_ACTIVITY_
Check every line of the entries that follow, and copy the ones containing "Output".

[[ MATERIAL FOR THIS EXERCISE, beginning ]]

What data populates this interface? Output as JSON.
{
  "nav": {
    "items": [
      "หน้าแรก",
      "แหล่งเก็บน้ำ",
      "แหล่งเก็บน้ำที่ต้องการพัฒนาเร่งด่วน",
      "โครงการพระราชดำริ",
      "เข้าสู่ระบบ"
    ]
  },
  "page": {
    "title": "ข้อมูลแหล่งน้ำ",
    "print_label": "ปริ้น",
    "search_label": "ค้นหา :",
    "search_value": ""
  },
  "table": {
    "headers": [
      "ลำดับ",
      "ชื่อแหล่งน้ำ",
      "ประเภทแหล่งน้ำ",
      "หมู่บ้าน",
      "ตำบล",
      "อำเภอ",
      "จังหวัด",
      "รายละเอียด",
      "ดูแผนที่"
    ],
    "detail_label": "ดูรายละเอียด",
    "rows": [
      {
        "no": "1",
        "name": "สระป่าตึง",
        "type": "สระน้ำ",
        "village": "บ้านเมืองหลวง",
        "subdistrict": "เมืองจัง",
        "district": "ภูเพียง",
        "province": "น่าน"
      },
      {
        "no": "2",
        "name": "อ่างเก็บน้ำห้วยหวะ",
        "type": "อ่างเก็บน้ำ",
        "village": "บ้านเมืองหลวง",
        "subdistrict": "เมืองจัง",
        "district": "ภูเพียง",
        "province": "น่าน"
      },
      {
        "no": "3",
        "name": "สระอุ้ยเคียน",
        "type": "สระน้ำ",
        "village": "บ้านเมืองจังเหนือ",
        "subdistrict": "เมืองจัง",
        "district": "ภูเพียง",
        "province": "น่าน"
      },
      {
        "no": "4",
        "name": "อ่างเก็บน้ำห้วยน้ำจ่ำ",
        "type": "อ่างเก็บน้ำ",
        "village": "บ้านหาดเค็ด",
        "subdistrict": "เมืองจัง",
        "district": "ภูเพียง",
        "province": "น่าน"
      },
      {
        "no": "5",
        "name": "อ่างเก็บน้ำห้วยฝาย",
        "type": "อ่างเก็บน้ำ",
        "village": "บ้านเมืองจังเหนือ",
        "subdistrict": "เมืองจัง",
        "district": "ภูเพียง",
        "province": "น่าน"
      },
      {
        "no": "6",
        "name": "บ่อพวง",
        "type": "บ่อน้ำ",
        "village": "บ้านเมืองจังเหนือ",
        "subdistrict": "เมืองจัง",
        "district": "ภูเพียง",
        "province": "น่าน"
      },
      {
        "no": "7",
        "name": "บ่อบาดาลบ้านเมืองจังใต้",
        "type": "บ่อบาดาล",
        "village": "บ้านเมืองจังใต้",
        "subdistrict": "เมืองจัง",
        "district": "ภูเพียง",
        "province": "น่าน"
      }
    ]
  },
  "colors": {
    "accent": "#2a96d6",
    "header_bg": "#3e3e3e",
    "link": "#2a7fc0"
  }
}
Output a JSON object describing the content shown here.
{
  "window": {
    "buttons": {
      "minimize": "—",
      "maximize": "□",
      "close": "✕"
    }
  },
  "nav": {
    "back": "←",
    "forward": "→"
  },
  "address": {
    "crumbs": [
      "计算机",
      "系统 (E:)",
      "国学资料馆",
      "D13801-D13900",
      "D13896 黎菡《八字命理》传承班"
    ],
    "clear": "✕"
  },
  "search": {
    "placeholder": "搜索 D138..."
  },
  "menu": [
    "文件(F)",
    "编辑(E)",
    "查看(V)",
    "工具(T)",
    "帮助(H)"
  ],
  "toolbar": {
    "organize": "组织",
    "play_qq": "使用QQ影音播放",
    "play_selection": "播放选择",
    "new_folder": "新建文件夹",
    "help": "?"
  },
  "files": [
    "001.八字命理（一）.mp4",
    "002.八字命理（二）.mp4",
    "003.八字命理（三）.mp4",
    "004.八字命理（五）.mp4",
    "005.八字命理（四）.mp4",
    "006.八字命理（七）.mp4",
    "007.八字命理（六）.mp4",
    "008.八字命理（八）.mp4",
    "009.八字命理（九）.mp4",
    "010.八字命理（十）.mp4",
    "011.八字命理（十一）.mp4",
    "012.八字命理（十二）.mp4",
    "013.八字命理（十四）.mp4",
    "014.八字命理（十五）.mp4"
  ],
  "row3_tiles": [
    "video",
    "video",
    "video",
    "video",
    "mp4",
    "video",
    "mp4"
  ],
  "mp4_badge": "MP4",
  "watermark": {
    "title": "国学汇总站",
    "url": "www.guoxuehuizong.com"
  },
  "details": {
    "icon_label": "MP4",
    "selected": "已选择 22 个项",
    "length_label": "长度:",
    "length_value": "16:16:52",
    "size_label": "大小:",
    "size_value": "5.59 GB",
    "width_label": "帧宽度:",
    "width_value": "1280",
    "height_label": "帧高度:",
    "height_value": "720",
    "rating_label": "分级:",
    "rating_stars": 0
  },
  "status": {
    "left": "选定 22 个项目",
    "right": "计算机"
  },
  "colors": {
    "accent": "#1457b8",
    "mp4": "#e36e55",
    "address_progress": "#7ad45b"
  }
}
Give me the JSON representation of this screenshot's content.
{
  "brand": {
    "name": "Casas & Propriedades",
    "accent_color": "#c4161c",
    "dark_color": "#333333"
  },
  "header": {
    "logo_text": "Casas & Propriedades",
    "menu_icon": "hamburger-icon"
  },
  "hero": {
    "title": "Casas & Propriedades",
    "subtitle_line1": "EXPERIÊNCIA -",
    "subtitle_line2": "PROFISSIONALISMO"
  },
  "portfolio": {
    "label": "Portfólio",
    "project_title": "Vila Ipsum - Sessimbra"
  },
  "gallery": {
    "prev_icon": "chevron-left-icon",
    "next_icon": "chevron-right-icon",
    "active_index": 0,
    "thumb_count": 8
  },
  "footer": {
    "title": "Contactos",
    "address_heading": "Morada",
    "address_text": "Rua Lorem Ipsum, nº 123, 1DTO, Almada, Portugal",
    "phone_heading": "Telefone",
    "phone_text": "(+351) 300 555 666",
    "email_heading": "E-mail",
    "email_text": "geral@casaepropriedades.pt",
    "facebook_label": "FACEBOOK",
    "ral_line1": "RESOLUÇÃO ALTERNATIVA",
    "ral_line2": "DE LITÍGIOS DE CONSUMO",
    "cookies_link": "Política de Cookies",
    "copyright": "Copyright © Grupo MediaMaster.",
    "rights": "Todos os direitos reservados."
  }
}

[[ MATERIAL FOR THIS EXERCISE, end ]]

_RESPONSE_
What data populates this interface? Output as JSON.
Output a JSON object describing the content shown here.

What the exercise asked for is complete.